Ethiopia has recognised the critical role that well-managed urbanisation will play in realising its ambition to achieve middle income status by 2025. Given the extended lifecycle of urban infrastructure, a small number of key decisions over the next five years will shape and lock in Ethiopia’s urban future for many decades to come.
Ethiopia has a unique opportunity to shape its urban growth. Ethiopia has recognised the critical role that well-managed urbanisation will play in realising its ambition to achieve middle income status by 2025. Given the extended lifecycle of urban infrastructure, a small number of key decisions over the next five years will shape and lock in Ethiopia’s urban future for many decades to come. If Ethiopia gets these decisions right, it could unleash a considerable ‘urban dividend’ from the economic benefits that arise from both engaging an educated and youthful workforce and creating employment opportunities and innovation in new city-related products and services. This report offers a process to help align economic planning and rapid urban development to accelerate growth.
The report outlines a new framework for assessing and maximising the contribution that cities can make to achieving our economic, social and environmental objectives, including outlining and assessing a range of alternative urbanisation pathways. This sets out an approach for the Government to bring together Ethiopia’s Growth and Transformation Planning (GTP) process with a national spatial structure into a coordinated and mutually supportive strategy that optimises the country’s economic development pathway.
Economic, social and environmental objectives are not in conflict, but instead are mutually reinforcing. In Ethiopia, policy makers need to link the GTP II with a range of critical urban development choice s that define what urbanisation means for the economic geography of Ethiopia. Key decisions relate to a number of areas: explicitly linking Ethiopia’s economic and spatial strategies; the identification of strategic growth corridors linked to targeted economic functions; the number and hierarchy of urban centres; the infrastructure demands that support this, including power, water, information and transportation; and how to deliver these in a national urban system that is competitive, socially and economically inclusive, climate resilient and environmentally efficient.
The report, worked in partnership with the Ethiopian government, outlines a new integrated framework for assessing and maximising the contribution that cities can make towards achieving our development goals. This involves identifying and evaluating a range of alternative urbanisation scenarios that are informed by comprehensive geo-spatial mapping of the suitability and core drivers of urban demand such as natural resources, planned special economic zones and transport infrastructure. The report also draws on the lessons learned from urbanisation experiences elsewhere including Vietnam, Colombia and South Korea.

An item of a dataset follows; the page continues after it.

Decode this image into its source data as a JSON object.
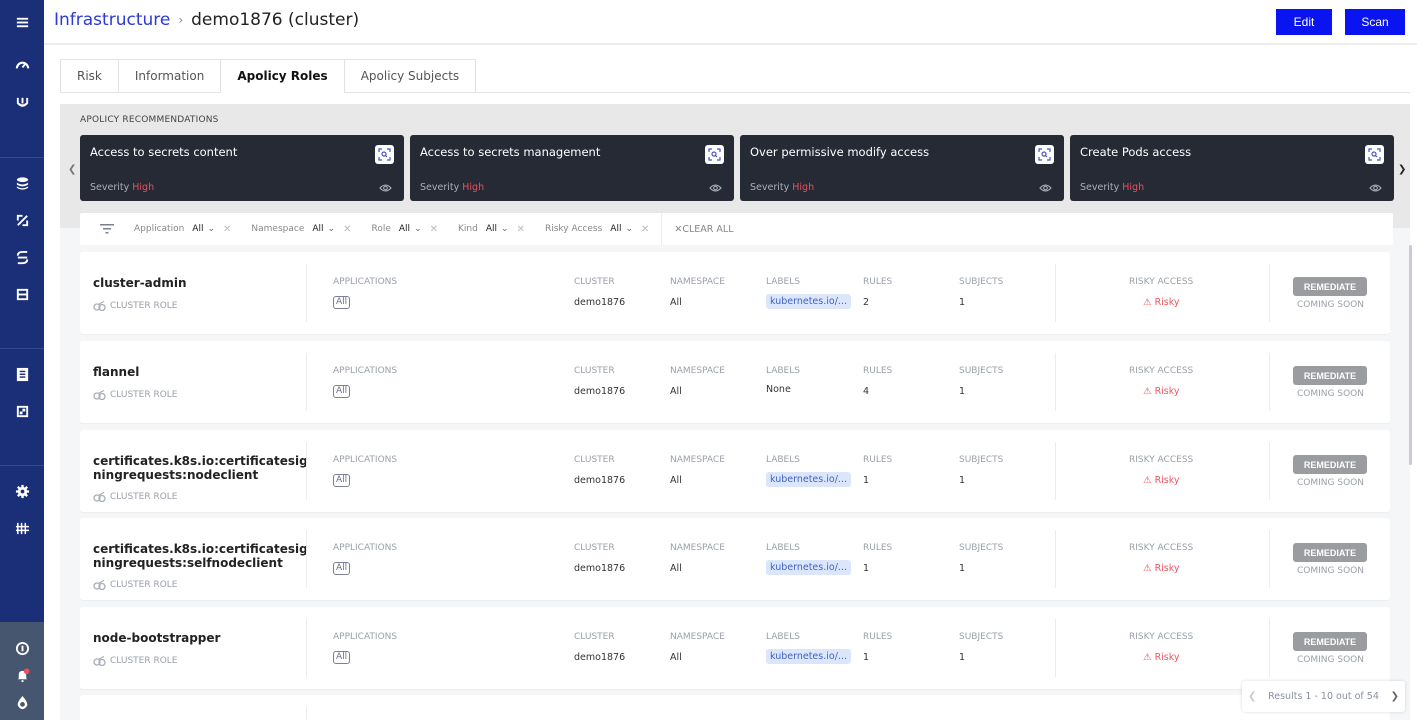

This study is a starting point and stimulus for Ethiopia’s policymakers to link Ethiopia’s economic and urban development goals in the National Urban Development Spatial Plan. The potential benefits of urbanisation demonstrated by the preferred scenario pose interesting challenges to the Government about the level and distribution of urbanisation that should take place, what the principles of economic distribution might be and whether Ethiopia should more aggressively target sustainable urbanisation as a core pillar of its economic strategy.